Groupon’s meteoric rise is probably already a B-school case study.
The startup, with 30-year-old Andrew Mason at the helm, emails a whopping 70 million deal-of-the-day promotions to subscribers world-wide. The next stage, according to a company profile in Bloomberg Businessweek magazine: skipping email and going straight to users cellphones with Groupon Now, a new mobile app that offers deals based on time of day and the user's location at that moment.
It's a development that could define the near future of local commerce.
Mason is aiming for nothing less than to reinvent when and how we eat, shop and play. It’s a significant departure from the old Groupon’s deal-a-day model, offering users two buttons at the outset: "I'm hungry" and "I'm bored."
For consumers, both buttons bring up lists of time-specific daily deals, based on location. For businesses, owners can choose when to make those deals available, programming their promotions much like TV programmers schedule their networks.
"For merchants, the daily deal is like teeth whitening, and Groupon Now is like brushing your teeth. It can be an everyday thing to keep your business going," Mason tells Bloomberg Businessweek.
From a brand marketer's perspective, it helps creates buzz and excitement, using geotargeting and savvy timing — not to mention smarter allocation of resources including labor.
“We want people to think about Groupon every time they walk out the door," says Mason. "The company I admire most is Netflix. They have figured out a way to be successful and cannibalize their core business. Nothing is more romantic to me."
Business Insider suggests that Groupon could quickly scale up Groupon Now by creating an ad hoc ad network.
“Groupon could either offer specific deals — and dynamic, just-in-time ad creative — based on the user's location and time of day. Or it could make an attractive 'I'm Hungry' 'I'm Bored' button ad. The ads could direct people to a mobile web site or to Groupon's app, where users could complete their purchase. And then Groupon could give some money to the app publisher, as with any lead-gen affiliate relationship. If the deals are well-targeted, they could have high clickthrough or purchase rates, creating a hot ad unit.”
While the deals startup ramps up for an estimated $25 billion IPO after rejecting a $6 billion acquisition offer from Google, Mason and his team are still smarting from the flap created by its celeb-cause marketing-spoofing Super Bowl ads.
Now Mason is taking the blame for giving free rein to its now former agency Crispin Porter & Bogusky to create a buzz-generating Super Bowl campaign that would "be edgy, informative and entertaining, and we turned off the part of our brain where we should have made our own decisions.
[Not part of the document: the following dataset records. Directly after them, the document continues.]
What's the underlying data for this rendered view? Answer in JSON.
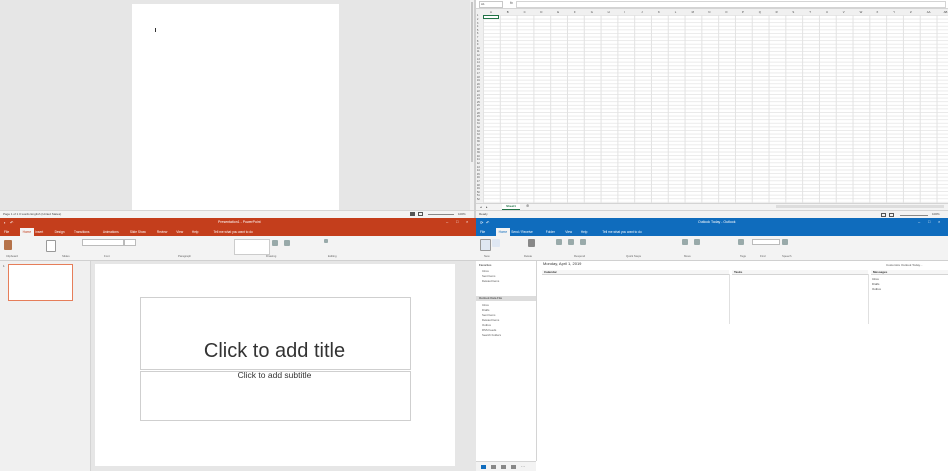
{
  "word": {
    "status_left": "Page 1 of 1   0 words   English (United States)",
    "zoom": "100%"
  },
  "excel": {
    "name_box": "A1",
    "columns": [
      "A",
      "B",
      "C",
      "D",
      "E",
      "F",
      "G",
      "H",
      "I",
      "J",
      "K",
      "L",
      "M",
      "N",
      "O",
      "P",
      "Q",
      "R",
      "S",
      "T",
      "U",
      "V",
      "W",
      "X",
      "Y",
      "Z",
      "AA",
      "AB"
    ],
    "rows": [
      "1",
      "2",
      "3",
      "4",
      "5",
      "6",
      "7",
      "8",
      "9",
      "10",
      "11",
      "12",
      "13",
      "14",
      "15",
      "16",
      "17",
      "18",
      "19",
      "20",
      "21",
      "22",
      "23",
      "24",
      "25",
      "26",
      "27",
      "28",
      "29",
      "30",
      "31",
      "32",
      "33",
      "34",
      "35",
      "36",
      "37",
      "38",
      "39",
      "40",
      "41",
      "42",
      "43",
      "44",
      "45",
      "46",
      "47",
      "48",
      "49",
      "50",
      "51",
      "52"
    ],
    "sheet_tab": "Sheet1",
    "status_left": "Ready",
    "zoom": "100%"
  },
  "powerpoint": {
    "window_title": "Presentation1 - PowerPoint",
    "tabs": [
      "File",
      "Home",
      "Insert",
      "Design",
      "Transitions",
      "Animations",
      "Slide Show",
      "Review",
      "View",
      "Help"
    ],
    "tell_me": "Tell me what you want to do",
    "groups": [
      "Clipboard",
      "Slides",
      "Font",
      "Paragraph",
      "Drawing",
      "Editing"
    ],
    "slide_number": "1",
    "title_placeholder": "Click to add title",
    "subtitle_placeholder": "Click to add subtitle"
  },
  "outlook": {
    "window_title": "Outlook Today - Outlook",
    "tabs": [
      "File",
      "Home",
      "Send / Receive",
      "Folder",
      "View",
      "Help"
    ],
    "tell_me": "Tell me what you want to do",
    "groups": [
      "New",
      "Delete",
      "Respond",
      "Quick Steps",
      "Move",
      "Tags",
      "Find",
      "Speech"
    ],
    "favorites_header": "Favorites",
    "favorites": [
      "Inbox",
      "Sent Items",
      "Deleted Items"
    ],
    "data_file_header": "Outlook Data File",
    "folders": [
      "Inbox",
      "Drafts",
      "Sent Items",
      "Deleted Items",
      "Outbox",
      "RSS Feeds",
      "Search Folders"
    ],
    "date": "Monday, April 1, 2019",
    "customize": "Customize Outlook Today...",
    "columns": [
      "Calendar",
      "Tasks",
      "Messages"
    ],
    "messages": [
      "Inbox",
      "Drafts",
      "Outbox"
    ]
  }
}
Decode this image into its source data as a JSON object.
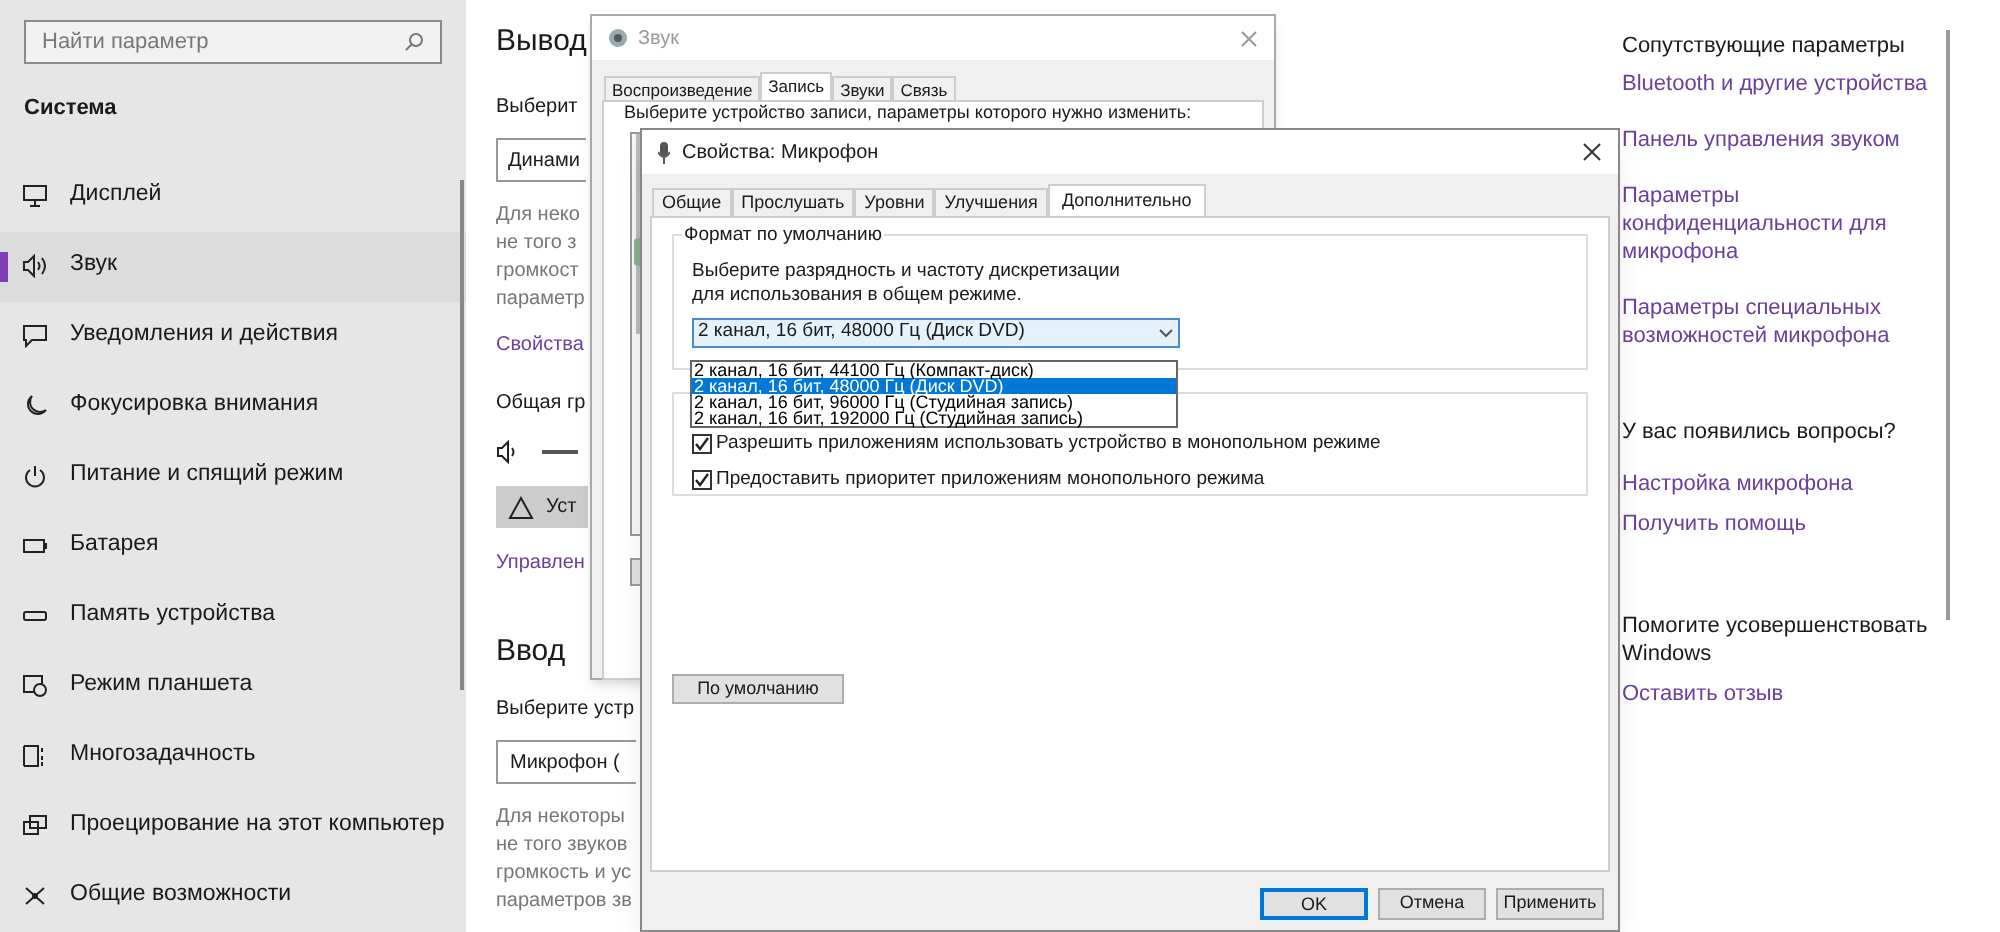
{
  "settings": {
    "search": {
      "placeholder": "Найти параметр"
    },
    "section": "Система",
    "nav": [
      {
        "label": "Дисплей",
        "selected": false
      },
      {
        "label": "Звук",
        "selected": true
      },
      {
        "label": "Уведомления и действия",
        "selected": false
      },
      {
        "label": "Фокусировка внимания",
        "selected": false
      },
      {
        "label": "Питание и спящий режим",
        "selected": false
      },
      {
        "label": "Батарея",
        "selected": false
      },
      {
        "label": "Память устройства",
        "selected": false
      },
      {
        "label": "Режим планшета",
        "selected": false
      },
      {
        "label": "Многозадачность",
        "selected": false
      },
      {
        "label": "Проецирование на этот компьютер",
        "selected": false
      },
      {
        "label": "Общие возможности",
        "selected": false
      }
    ],
    "content": {
      "output_heading": "Вывод",
      "output_prompt": "Выберит",
      "output_device": "Динами",
      "output_note": [
        "Для неко",
        "не того з",
        "громкост",
        "параметр"
      ],
      "properties_link": "Свойства",
      "volume_label": "Общая гр",
      "troubleshoot_button": "Уст",
      "manage_link": "Управлен",
      "input_heading": "Ввод",
      "input_prompt": "Выберите устр",
      "input_device": "Микрофон (",
      "input_note": [
        "Для некоторы",
        "не того звуков",
        "громкость и ус",
        "параметров зв"
      ]
    },
    "related": [
      {
        "kind": "heading",
        "text": "Сопутствующие параметры"
      },
      {
        "kind": "link",
        "text": "Bluetooth и другие устройства"
      },
      {
        "kind": "link",
        "text": "Панель управления звуком"
      },
      {
        "kind": "link",
        "text": "Параметры конфиденциальности для микрофона"
      },
      {
        "kind": "link",
        "text": "Параметры специальных возможностей микрофона"
      },
      {
        "kind": "heading",
        "text": "У вас появились вопросы?"
      },
      {
        "kind": "link",
        "text": "Настройка микрофона"
      },
      {
        "kind": "link",
        "text": "Получить помощь"
      },
      {
        "kind": "heading",
        "text": "Помогите усовершенствовать Windows"
      },
      {
        "kind": "link",
        "text": "Оставить отзыв"
      }
    ]
  },
  "sound_window": {
    "title": "Звук",
    "tabs": [
      {
        "label": "Воспроизведение",
        "selected": false
      },
      {
        "label": "Запись",
        "selected": true
      },
      {
        "label": "Звуки",
        "selected": false
      },
      {
        "label": "Связь",
        "selected": false
      }
    ],
    "prompt": "Выберите устройство записи, параметры которого нужно изменить:"
  },
  "properties_dialog": {
    "title": "Свойства: Микрофон",
    "tabs": [
      {
        "label": "Общие",
        "selected": false
      },
      {
        "label": "Прослушать",
        "selected": false
      },
      {
        "label": "Уровни",
        "selected": false
      },
      {
        "label": "Улучшения",
        "selected": false
      },
      {
        "label": "Дополнительно",
        "selected": true
      }
    ],
    "format_group": {
      "title": "Формат по умолчанию",
      "description": "Выберите разрядность и частоту дискретизации для использования в общем режиме.",
      "value": "2 канал, 16 бит, 48000 Гц (Диск DVD)",
      "options": [
        {
          "label": "2 канал, 16 бит, 44100 Гц (Компакт-диск)",
          "selected": false
        },
        {
          "label": "2 канал, 16 бит, 48000 Гц (Диск DVD)",
          "selected": true
        },
        {
          "label": "2 канал, 16 бит, 96000 Гц (Студийная запись)",
          "selected": false
        },
        {
          "label": "2 канал, 16 бит, 192000 Гц (Студийная запись)",
          "selected": false
        }
      ]
    },
    "exclusive_options": [
      {
        "label": "Разрешить приложениям использовать устройство в монопольном режиме",
        "checked": true
      },
      {
        "label": "Предоставить приоритет приложениям монопольного режима",
        "checked": true
      }
    ],
    "default_button": "По умолчанию",
    "buttons": [
      {
        "label": "OK",
        "kind": "default"
      },
      {
        "label": "Отмена",
        "kind": "normal"
      },
      {
        "label": "Применить",
        "kind": "normal"
      }
    ]
  }
}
We learned that you can't rely on anyone else to control and maintain your own brand."
As it reconsiders how it works with agencies, Groupon is also facing stiffer competition. LivingSocial is prepping for a half billion dollars in funding while other daily-deal services such as start-ups Tippr, Bloomspot, Scoutmob, and BuyWithMe, and established digerati like Yelp, OpenTable, Google, Facebook, Yahoo! and Microsoft all look towards what’s next.
"Starbucks and eBay were standing still compared to what is happening with Groupon," says Starbucks CEO Howard Schultz, a Groupon investor and board member, to Businessweek. "I candidly haven't witnessed anything quite like this. They have cracked the code on a very significant opportunity."